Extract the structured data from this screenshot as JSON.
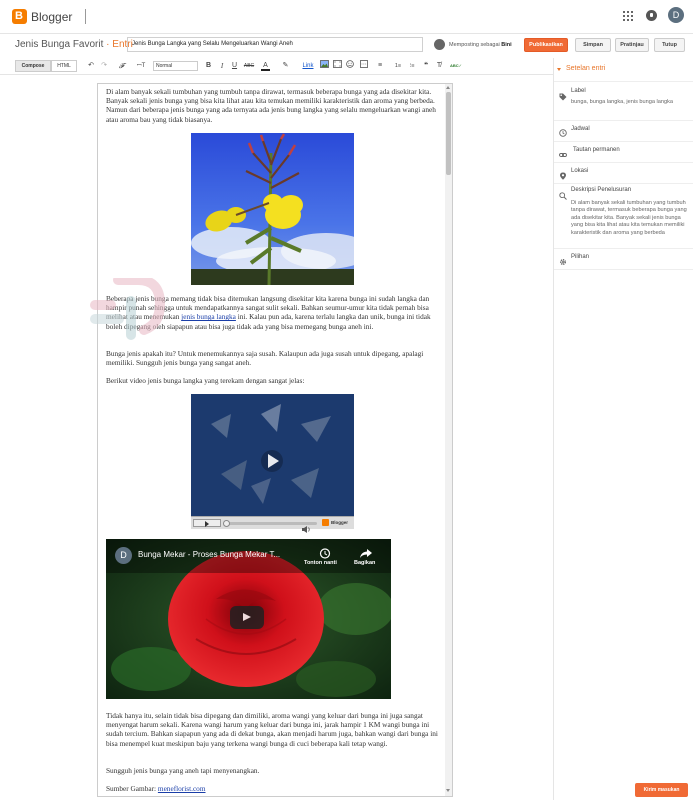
{
  "app": {
    "brand": "Blogger",
    "avatar_letter": "D"
  },
  "post": {
    "blog_title": "Jenis Bunga Favorit",
    "separator": " · ",
    "entry_label": "Entri",
    "title_value": "Jenis Bunga Langka yang Selalu Mengeluarkan Wangi Aneh",
    "posting_as_label": "Memposting sebagai",
    "posting_as_name": "Bini"
  },
  "actions": {
    "publish": "Publikasikan",
    "save": "Simpan",
    "preview": "Pratinjau",
    "close": "Tutup"
  },
  "toolbar": {
    "compose": "Compose",
    "html": "HTML",
    "undo": "↶",
    "redo": "↷",
    "font_family": "𝓕",
    "font_size": "ꟷT",
    "format": "Normal",
    "bold": "B",
    "italic": "I",
    "underline": "U",
    "strike": "ABC",
    "text_color": "A",
    "highlight": "✎",
    "link": "Link",
    "align": "≡",
    "num_list": "1≡",
    "bullet_list": "⁝≡",
    "quote": "❝",
    "clear": "T̸",
    "spell": "ABC✓"
  },
  "content": {
    "p1": "Di alam banyak sekali tumbuhan yang tumbuh tanpa dirawat, termasuk beberapa bunga yang ada disekitar kita. Banyak sekali jenis bunga yang bisa kita lihat atau kita temukan memiliki karakteristik dan aroma yang berbeda.  Namun dari beberapa jenis bunga yang ada ternyata ada jenis bung langka yang selalu mengeluarkan wangi aneh atau aroma bau yang tidak biasanya.",
    "p2_before": "Beberapa jenis bunga memang tidak bisa ditemukan langsung disekitar kita karena bunga ini sudah langka dan hampir punah sehingga untuk mendapatkannya sangat sulit sekali. Bahkan seumur-umur kita tidak pernah bisa melihat atau menemukan ",
    "p2_link": "jenis bunga langka",
    "p2_after": " ini. Kalau pun ada, karena terlalu langka dan unik, bunga ini tidak boleh dipegang oleh siapapun atau bisa juga tidak ada yang bisa memegang bunga aneh ini.",
    "p3": "Bunga jenis apakah itu? Untuk menemukannya saja susah. Kalaupun ada juga susah untuk dipegang, apalagi memiliki. Sungguh jenis bunga yang sangat aneh.",
    "p4": "Berikut video jenis bunga langka yang terekam dengan sangat jelas:",
    "video1_logo": "Blogger",
    "video2_channel": "D",
    "video2_title": "Bunga Mekar - Proses Bunga Mekar T...",
    "video2_watch_later": "Tonton nanti",
    "video2_share": "Bagikan",
    "p5": "Tidak hanya itu, selain tidak bisa dipegang dan dimiliki, aroma wangi yang keluar dari bunga ini juga sangat menyengat harum sekali. Karena wangi harum yang keluar dari bunga ini, jarak hampir 1 KM wangi bunga ini sudah tercium. Bahkan siapapun yang ada di dekat bunga, akan menjadi harum juga, bahkan wangi dari bunga ini bisa menempel kuat meskipun baju yang terkena wangi bunga di cuci beberapa kali tetap wangi.",
    "p6": "Sungguh jenis bunga yang aneh tapi menyenangkan.",
    "source_label": "Sumber Gambar: ",
    "source_link": "meneflorist.com"
  },
  "sidebar": {
    "header": "Setelan entri",
    "label_title": "Label",
    "label_value": "bunga, bunga langka, jenis bunga langka",
    "schedule": "Jadwal",
    "permalink": "Tautan permanen",
    "location": "Lokasi",
    "search_desc_title": "Deskripsi Penelusuran",
    "search_desc_value": "Di alam banyak sekali tumbuhan yang tumbuh tanpa dirawat, termasuk beberapa bunga yang ada disekitar kita. Banyak sekali jenis bunga yang bisa kita lihat atau kita temukan memiliki karakteristik dan aroma yang berbeda",
    "options": "Pilihan"
  },
  "feedback": {
    "send": "Kirim masukan"
  },
  "colors": {
    "accent": "#f06a35",
    "brand": "#f57d00",
    "link": "#1a3ea8"
  }
}
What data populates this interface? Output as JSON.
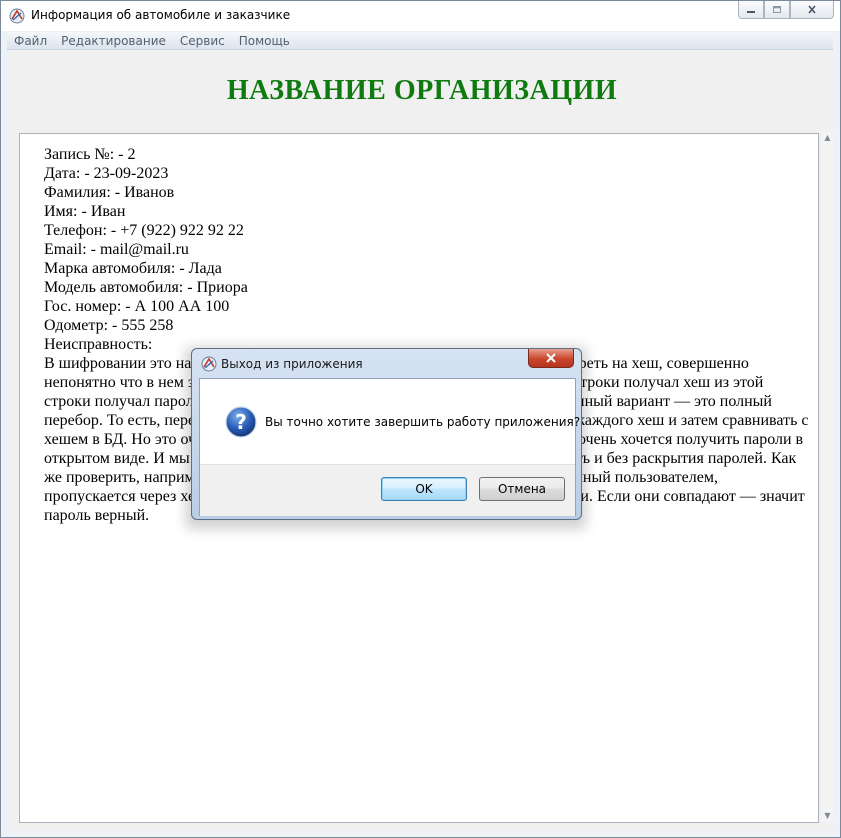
{
  "window": {
    "title": "Информация об автомобиле и заказчике"
  },
  "menu": [
    "Файл",
    "Редактирование",
    "Сервис",
    "Помощь"
  ],
  "header": {
    "org_title": "НАЗВАНИЕ ОРГАНИЗАЦИИ",
    "title_color": "#0f7a0f"
  },
  "record": {
    "lines": [
      "Запись №: - 2",
      "Дата: - 23-09-2023",
      "Фамилия: - Иванов",
      "Имя: - Иван",
      "Телефон: - +7 (922) 922 92 22",
      "Email: - mail@mail.ru",
      "Марка автомобиля: - Лада",
      "Модель автомобиля: - Приора",
      "Гос. номер: - А 100 АА 100",
      "Одометр: - 555 258",
      "Неисправность:"
    ],
    "description": "В шифровании это название используется для хранения паролей. Если посмотреть на хеш, совершенно непонятно что в нем записано. Причем я, например, не могу узнать, из какой строки получал хеш из этой строки получал пароль 12345. Поэтому, у злоумышленника остается единственный вариант — это полный перебор. То есть, перебирать все возможные варианты паролей, вычислять от каждого хеш и затем сравнивать с хешем в БД. Но это очень долгий и сложный путь. Поэтому злоумышленнику очень хочется получить пароли в открытом виде. И мы им такой радости не доставим, все нужное можно сделать и без раскрытия паролей. Как же проверить, например, корректность ввода пароля? Для этого, пароль введенный пользователем, пропускается через хеш-функцию и, затем, сравниваются между собой их хеши. Если они совпадают — значит пароль верный."
  },
  "dialog": {
    "title": "Выход из приложения",
    "message": "Вы точно хотите завершить работу приложения?",
    "ok_label": "OK",
    "cancel_label": "Отмена"
  }
}
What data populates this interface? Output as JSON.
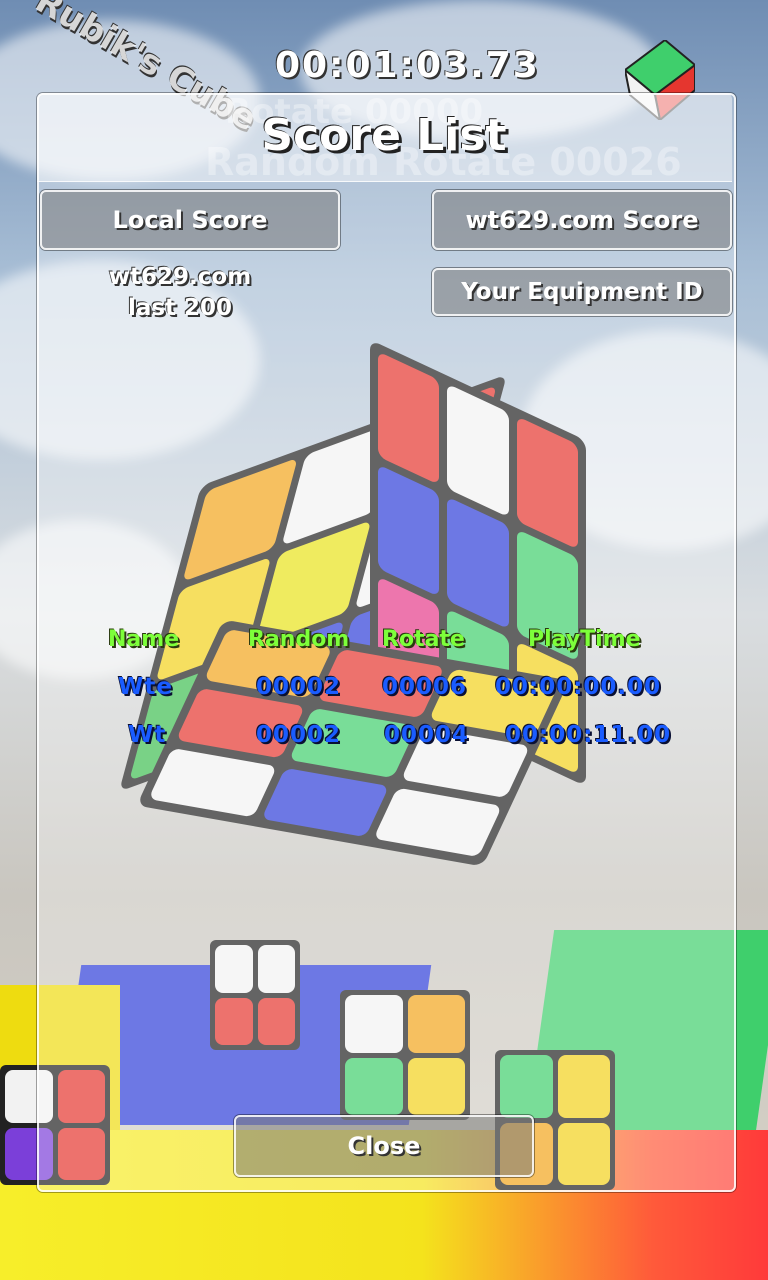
{
  "hud": {
    "timer": "00:01:03.73",
    "logo_text": "Rubik's Cube",
    "rotate_text": "Rotate 00000",
    "random_rotate_text": "Random Rotate 00026"
  },
  "dialog": {
    "title": "Score List",
    "local_score_button": "Local Score",
    "web_score_button": "wt629.com Score",
    "equipment_id_button": "Your Equipment ID",
    "source_line1": "wt629.com",
    "source_line2": "last 200",
    "close_button": "Close"
  },
  "score_table": {
    "headers": [
      "Name",
      "Random",
      "Rotate",
      "PlayTime"
    ],
    "rows": [
      {
        "name": "Wte",
        "random": "00002",
        "rotate": "00006",
        "playtime": "00:00:00.00"
      },
      {
        "name": "Wt",
        "random": "00002",
        "rotate": "00004",
        "playtime": "00:00:11.00"
      }
    ]
  },
  "colors": {
    "header_green": "#7dff3a",
    "cell_blue": "#1a5cff"
  }
}
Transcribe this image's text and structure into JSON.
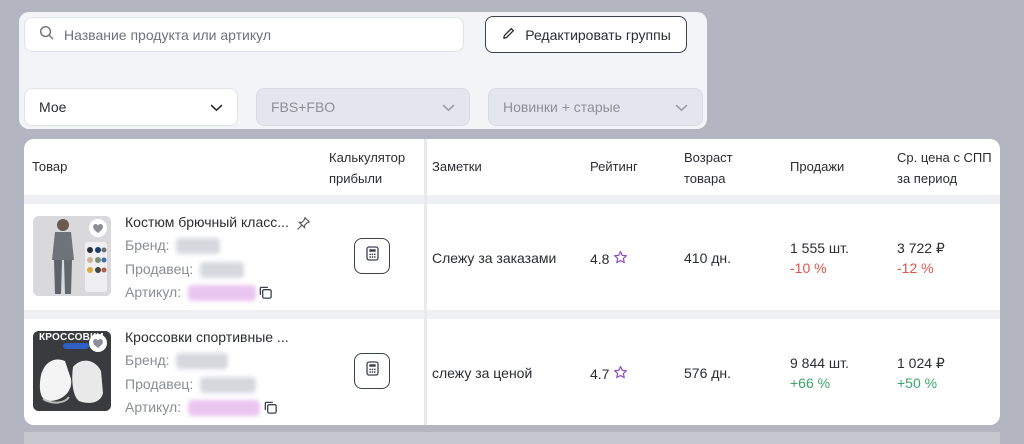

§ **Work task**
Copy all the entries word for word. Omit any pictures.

§ **Solved exercise**
Extract the structured data from this screenshot as JSON.
{
  "app": {
    "brand": "Blogger",
    "avatar_letter": "D"
  },
  "post": {
    "blog_title": "Jenis Bunga Favorit",
    "separator": " · ",
    "entry_label": "Entri",
    "title_value": "Jenis Bunga Langka yang Selalu Mengeluarkan Wangi Aneh",
    "posting_as_label": "Memposting sebagai",
    "posting_as_name": "Bini"
  },
  "actions": {
    "publish": "Publikasikan",
    "save": "Simpan",
    "preview": "Pratinjau",
    "close": "Tutup"
  },
  "toolbar": {
    "compose": "Compose",
    "html": "HTML",
    "undo": "↶",
    "redo": "↷",
    "font_family": "𝓕",
    "font_size": "ꟷT",
    "format": "Normal",
    "bold": "B",
    "italic": "I",
    "underline": "U",
    "strike": "ABC",
    "text_color": "A",
    "highlight": "✎",
    "link": "Link",
    "align": "≡",
    "num_list": "1≡",
    "bullet_list": "⁝≡",
    "quote": "❝",
    "clear": "T̸",
    "spell": "ABC✓"
  },
  "content": {
    "p1": "Di alam banyak sekali tumbuhan yang tumbuh tanpa dirawat, termasuk beberapa bunga yang ada disekitar kita. Banyak sekali jenis bunga yang bisa kita lihat atau kita temukan memiliki karakteristik dan aroma yang berbeda.  Namun dari beberapa jenis bunga yang ada ternyata ada jenis bung langka yang selalu mengeluarkan wangi aneh atau aroma bau yang tidak biasanya.",
    "p2_before": "Beberapa jenis bunga memang tidak bisa ditemukan langsung disekitar kita karena bunga ini sudah langka dan hampir punah sehingga untuk mendapatkannya sangat sulit sekali. Bahkan seumur-umur kita tidak pernah bisa melihat atau menemukan ",
    "p2_link": "jenis bunga langka",
    "p2_after": " ini. Kalau pun ada, karena terlalu langka dan unik, bunga ini tidak boleh dipegang oleh siapapun atau bisa juga tidak ada yang bisa memegang bunga aneh ini.",
    "p3": "Bunga jenis apakah itu? Untuk menemukannya saja susah. Kalaupun ada juga susah untuk dipegang, apalagi memiliki. Sungguh jenis bunga yang sangat aneh.",
    "p4": "Berikut video jenis bunga langka yang terekam dengan sangat jelas:",
    "video1_logo": "Blogger",
    "video2_channel": "D",
    "video2_title": "Bunga Mekar - Proses Bunga Mekar T...",
    "video2_watch_later": "Tonton nanti",
    "video2_share": "Bagikan",
    "p5": "Tidak hanya itu, selain tidak bisa dipegang dan dimiliki, aroma wangi yang keluar dari bunga ini juga sangat menyengat harum sekali. Karena wangi harum yang keluar dari bunga ini, jarak hampir 1 KM wangi bunga ini sudah tercium. Bahkan siapapun yang ada di dekat bunga, akan menjadi harum juga, bahkan wangi dari bunga ini bisa menempel kuat meskipun baju yang terkena wangi bunga di cuci beberapa kali tetap wangi.",
    "p6": "Sungguh jenis bunga yang aneh tapi menyenangkan.",
    "source_label": "Sumber Gambar: ",
    "source_link": "meneflorist.com"
  },
  "sidebar": {
    "header": "Setelan entri",
    "label_title": "Label",
    "label_value": "bunga, bunga langka, jenis bunga langka",
    "schedule": "Jadwal",
    "permalink": "Tautan permanen",
    "location": "Lokasi",
    "search_desc_title": "Deskripsi Penelusuran",
    "search_desc_value": "Di alam banyak sekali tumbuhan yang tumbuh tanpa dirawat, termasuk beberapa bunga yang ada disekitar kita. Banyak sekali jenis bunga yang bisa kita lihat atau kita temukan memiliki karakteristik dan aroma yang berbeda",
    "options": "Pilihan"
  },
  "feedback": {
    "send": "Kirim masukan"
  },
  "colors": {
    "accent": "#f06a35",
    "brand": "#f57d00",
    "link": "#1a3ea8"
  }
}
What data populates this interface? Output as JSON.
{
  "window": {
    "title": "Информация об автомобиле и заказчике"
  },
  "menu": [
    "Файл",
    "Редактирование",
    "Сервис",
    "Помощь"
  ],
  "header": {
    "org_title": "НАЗВАНИЕ ОРГАНИЗАЦИИ",
    "title_color": "#0f7a0f"
  },
  "record": {
    "lines": [
      "Запись №: - 2",
      "Дата: - 23-09-2023",
      "Фамилия: - Иванов",
      "Имя: - Иван",
      "Телефон: - +7 (922) 922 92 22",
      "Email: - mail@mail.ru",
      "Марка автомобиля: - Лада",
      "Модель автомобиля: - Приора",
      "Гос. номер: - А 100 АА 100",
      "Одометр: - 555 258",
      "Неисправность:"
    ],
    "description": "В шифровании это название используется для хранения паролей. Если посмотреть на хеш, совершенно непонятно что в нем записано. Причем я, например, не могу узнать, из какой строки получал хеш из этой строки получал пароль 12345. Поэтому, у злоумышленника остается единственный вариант — это полный перебор. То есть, перебирать все возможные варианты паролей, вычислять от каждого хеш и затем сравнивать с хешем в БД. Но это очень долгий и сложный путь. Поэтому злоумышленнику очень хочется получить пароли в открытом виде. И мы им такой радости не доставим, все нужное можно сделать и без раскрытия паролей. Как же проверить, например, корректность ввода пароля? Для этого, пароль введенный пользователем, пропускается через хеш-функцию и, затем, сравниваются между собой их хеши. Если они совпадают — значит пароль верный."
  },
  "dialog": {
    "title": "Выход из приложения",
    "message": "Вы точно хотите завершить работу приложения?",
    "ok_label": "OK",
    "cancel_label": "Отмена"
  }
}
What data populates this interface? Output as JSON.
{
  "hud": {
    "timer": "00:01:03.73",
    "logo_text": "Rubik's Cube",
    "rotate_text": "Rotate 00000",
    "random_rotate_text": "Random Rotate 00026"
  },
  "dialog": {
    "title": "Score List",
    "local_score_button": "Local Score",
    "web_score_button": "wt629.com Score",
    "equipment_id_button": "Your Equipment ID",
    "source_line1": "wt629.com",
    "source_line2": "last 200",
    "close_button": "Close"
  },
  "score_table": {
    "headers": [
      "Name",
      "Random",
      "Rotate",
      "PlayTime"
    ],
    "rows": [
      {
        "name": "Wte",
        "random": "00002",
        "rotate": "00006",
        "playtime": "00:00:00.00"
      },
      {
        "name": "Wt",
        "random": "00002",
        "rotate": "00004",
        "playtime": "00:00:11.00"
      }
    ]
  },
  "colors": {
    "header_green": "#7dff3a",
    "cell_blue": "#1a5cff"
  }
}
Transcribe this image's text and structure into JSON.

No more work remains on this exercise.